──────── Recorded data

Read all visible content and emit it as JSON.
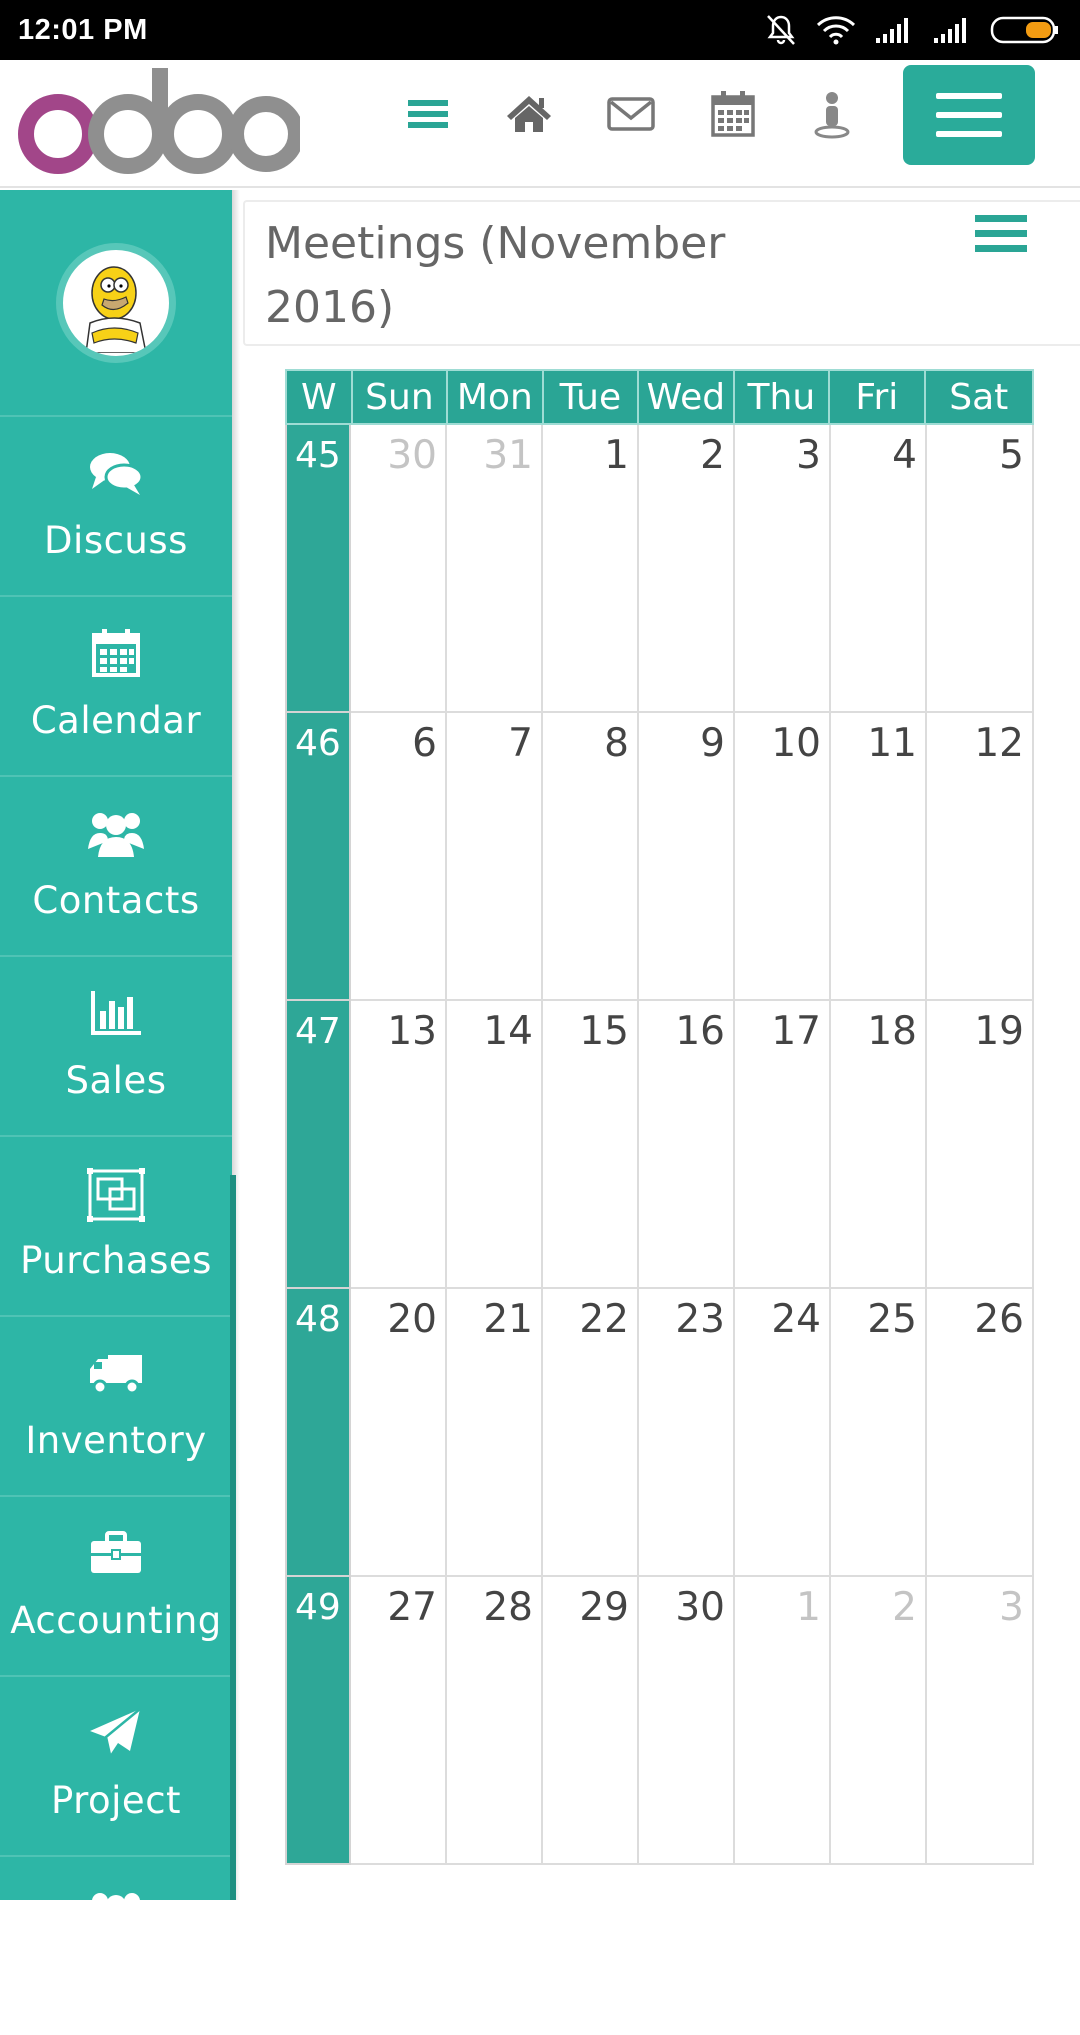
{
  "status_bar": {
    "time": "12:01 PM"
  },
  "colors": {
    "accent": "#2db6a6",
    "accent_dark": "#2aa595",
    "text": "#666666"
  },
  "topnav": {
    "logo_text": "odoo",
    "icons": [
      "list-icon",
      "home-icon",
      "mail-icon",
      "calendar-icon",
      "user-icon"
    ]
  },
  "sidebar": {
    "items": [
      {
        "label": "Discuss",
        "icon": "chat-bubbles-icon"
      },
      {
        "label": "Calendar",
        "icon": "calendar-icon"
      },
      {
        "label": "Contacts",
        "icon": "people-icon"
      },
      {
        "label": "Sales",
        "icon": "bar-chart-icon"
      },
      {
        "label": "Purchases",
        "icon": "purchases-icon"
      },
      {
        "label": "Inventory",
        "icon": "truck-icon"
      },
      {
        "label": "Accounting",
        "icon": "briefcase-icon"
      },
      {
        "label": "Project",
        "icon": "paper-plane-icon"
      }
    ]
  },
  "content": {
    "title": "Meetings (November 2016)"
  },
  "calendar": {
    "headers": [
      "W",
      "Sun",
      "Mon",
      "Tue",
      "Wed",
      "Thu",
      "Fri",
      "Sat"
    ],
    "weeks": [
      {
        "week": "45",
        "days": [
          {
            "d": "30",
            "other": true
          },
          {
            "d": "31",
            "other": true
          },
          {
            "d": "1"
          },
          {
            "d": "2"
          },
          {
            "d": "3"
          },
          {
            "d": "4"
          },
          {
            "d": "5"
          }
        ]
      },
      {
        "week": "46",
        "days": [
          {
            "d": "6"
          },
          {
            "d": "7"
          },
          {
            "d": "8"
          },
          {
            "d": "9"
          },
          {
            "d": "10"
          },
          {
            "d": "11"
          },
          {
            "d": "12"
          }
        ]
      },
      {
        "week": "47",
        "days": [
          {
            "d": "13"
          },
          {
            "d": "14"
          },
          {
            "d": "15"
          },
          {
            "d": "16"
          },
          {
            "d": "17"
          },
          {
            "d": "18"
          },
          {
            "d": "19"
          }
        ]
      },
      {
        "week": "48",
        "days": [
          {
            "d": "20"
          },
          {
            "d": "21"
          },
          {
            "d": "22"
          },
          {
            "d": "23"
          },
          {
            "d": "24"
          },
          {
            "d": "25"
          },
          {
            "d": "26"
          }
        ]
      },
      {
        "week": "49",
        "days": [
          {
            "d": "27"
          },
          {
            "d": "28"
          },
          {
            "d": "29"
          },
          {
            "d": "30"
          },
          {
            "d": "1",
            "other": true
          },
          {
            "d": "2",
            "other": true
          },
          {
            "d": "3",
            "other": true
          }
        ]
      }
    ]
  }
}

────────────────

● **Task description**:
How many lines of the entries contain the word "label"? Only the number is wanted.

● **Your solution**:
8